** RECORDS FOR THE TASK follows **

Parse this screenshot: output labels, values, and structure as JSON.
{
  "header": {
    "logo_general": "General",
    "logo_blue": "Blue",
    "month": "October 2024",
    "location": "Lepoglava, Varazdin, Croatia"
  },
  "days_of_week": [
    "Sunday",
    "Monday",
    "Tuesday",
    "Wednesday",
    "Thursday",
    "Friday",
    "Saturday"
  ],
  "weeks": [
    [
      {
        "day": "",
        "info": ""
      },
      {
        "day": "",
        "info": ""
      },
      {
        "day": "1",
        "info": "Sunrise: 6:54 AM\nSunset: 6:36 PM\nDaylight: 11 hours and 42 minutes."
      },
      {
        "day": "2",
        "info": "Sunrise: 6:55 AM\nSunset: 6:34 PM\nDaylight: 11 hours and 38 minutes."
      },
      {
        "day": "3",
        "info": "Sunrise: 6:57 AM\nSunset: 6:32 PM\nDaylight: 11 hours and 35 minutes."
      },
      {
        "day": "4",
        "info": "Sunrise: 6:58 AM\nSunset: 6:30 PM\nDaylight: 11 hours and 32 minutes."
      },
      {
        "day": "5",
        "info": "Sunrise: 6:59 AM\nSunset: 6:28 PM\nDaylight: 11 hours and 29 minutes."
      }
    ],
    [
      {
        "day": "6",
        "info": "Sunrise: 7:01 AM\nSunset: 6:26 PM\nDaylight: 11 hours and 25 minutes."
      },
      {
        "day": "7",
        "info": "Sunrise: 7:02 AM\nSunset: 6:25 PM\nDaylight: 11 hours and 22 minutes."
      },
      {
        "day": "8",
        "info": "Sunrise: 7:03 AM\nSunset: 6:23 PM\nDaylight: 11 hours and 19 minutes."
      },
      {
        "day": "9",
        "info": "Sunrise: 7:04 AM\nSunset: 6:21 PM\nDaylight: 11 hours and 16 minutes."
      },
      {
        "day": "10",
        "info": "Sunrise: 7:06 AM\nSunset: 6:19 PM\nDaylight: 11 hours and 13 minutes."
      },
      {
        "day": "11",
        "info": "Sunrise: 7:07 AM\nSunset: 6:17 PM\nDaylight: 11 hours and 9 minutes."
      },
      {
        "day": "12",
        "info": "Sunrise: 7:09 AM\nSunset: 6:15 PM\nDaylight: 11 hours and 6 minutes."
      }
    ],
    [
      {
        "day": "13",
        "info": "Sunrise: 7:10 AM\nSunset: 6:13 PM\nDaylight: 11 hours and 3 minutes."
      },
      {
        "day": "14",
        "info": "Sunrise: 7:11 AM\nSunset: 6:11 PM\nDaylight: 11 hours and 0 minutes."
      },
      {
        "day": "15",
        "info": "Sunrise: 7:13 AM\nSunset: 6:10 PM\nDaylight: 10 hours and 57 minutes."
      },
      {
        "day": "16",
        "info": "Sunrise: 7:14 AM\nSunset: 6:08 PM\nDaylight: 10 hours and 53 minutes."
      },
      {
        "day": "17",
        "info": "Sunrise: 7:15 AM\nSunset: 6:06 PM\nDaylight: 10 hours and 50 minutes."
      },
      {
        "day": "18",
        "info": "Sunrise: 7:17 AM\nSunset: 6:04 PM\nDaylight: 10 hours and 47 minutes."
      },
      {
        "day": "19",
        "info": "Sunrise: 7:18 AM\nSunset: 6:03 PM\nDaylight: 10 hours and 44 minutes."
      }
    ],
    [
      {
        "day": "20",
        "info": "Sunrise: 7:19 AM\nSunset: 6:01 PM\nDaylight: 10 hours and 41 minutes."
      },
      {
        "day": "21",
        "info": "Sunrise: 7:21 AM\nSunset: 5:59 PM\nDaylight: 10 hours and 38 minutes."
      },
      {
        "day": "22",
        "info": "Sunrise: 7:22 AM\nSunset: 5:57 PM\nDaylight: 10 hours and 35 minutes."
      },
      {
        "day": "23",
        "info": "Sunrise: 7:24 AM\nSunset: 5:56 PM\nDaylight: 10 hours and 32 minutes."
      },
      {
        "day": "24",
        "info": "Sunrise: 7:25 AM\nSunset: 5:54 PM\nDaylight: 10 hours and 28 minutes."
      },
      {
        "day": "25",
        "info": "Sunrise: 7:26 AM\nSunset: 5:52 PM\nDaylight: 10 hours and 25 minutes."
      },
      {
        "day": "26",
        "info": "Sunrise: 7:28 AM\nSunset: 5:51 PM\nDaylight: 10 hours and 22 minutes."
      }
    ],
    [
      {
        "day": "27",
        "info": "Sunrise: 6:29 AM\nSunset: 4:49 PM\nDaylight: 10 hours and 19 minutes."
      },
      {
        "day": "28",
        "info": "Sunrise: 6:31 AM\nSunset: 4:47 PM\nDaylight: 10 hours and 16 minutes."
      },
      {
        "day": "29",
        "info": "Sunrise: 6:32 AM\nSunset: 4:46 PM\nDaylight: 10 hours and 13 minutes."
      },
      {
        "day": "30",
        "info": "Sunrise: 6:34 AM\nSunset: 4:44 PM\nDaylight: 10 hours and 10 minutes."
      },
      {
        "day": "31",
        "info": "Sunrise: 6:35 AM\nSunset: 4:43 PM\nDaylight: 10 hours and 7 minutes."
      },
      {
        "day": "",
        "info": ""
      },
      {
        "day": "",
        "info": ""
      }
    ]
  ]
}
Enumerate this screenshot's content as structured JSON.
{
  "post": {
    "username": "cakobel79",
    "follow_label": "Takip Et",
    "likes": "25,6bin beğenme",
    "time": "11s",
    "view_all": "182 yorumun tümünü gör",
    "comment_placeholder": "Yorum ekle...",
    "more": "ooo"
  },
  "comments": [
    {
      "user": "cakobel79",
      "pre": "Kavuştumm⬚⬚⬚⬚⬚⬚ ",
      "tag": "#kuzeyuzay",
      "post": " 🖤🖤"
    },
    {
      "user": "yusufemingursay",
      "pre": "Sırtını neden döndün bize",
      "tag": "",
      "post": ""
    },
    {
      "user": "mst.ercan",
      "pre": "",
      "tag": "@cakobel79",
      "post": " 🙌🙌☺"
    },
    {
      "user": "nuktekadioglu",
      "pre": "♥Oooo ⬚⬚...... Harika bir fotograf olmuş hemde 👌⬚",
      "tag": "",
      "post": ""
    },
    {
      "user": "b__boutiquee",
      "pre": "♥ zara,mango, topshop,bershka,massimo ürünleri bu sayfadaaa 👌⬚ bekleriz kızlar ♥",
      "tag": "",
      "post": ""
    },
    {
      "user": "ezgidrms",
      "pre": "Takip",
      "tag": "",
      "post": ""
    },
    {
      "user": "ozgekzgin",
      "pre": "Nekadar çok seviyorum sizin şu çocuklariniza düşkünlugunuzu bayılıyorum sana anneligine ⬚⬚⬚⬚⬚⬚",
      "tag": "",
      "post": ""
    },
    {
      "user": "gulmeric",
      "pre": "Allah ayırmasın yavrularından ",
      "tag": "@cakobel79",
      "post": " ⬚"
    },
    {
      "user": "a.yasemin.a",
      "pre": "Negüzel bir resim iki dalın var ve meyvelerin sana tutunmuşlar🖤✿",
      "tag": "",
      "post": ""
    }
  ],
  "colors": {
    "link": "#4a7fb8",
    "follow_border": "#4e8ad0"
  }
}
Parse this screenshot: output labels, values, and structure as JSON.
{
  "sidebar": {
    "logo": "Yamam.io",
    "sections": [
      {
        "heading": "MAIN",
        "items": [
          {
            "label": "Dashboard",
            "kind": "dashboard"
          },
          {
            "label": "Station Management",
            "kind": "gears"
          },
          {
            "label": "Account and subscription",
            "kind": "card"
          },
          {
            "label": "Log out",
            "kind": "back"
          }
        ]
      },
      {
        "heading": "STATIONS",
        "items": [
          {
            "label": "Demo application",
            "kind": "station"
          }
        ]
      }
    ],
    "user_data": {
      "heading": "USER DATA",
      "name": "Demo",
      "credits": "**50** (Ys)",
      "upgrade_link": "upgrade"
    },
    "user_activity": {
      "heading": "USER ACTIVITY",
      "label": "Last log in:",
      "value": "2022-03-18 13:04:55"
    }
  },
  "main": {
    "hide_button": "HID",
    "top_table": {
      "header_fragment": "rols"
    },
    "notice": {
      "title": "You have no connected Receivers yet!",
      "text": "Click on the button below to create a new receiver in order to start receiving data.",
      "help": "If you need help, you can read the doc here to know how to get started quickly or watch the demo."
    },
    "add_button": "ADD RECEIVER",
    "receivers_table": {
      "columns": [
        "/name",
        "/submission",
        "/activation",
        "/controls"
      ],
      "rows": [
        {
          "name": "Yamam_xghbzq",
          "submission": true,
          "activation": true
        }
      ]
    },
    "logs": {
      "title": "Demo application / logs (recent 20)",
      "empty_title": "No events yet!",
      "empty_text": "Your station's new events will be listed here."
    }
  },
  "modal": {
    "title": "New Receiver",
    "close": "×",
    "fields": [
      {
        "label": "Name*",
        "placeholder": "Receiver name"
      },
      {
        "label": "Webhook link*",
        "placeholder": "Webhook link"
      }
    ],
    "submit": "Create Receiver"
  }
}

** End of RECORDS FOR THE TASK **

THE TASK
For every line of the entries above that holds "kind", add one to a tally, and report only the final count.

SOLUTION TO THIS TASK
5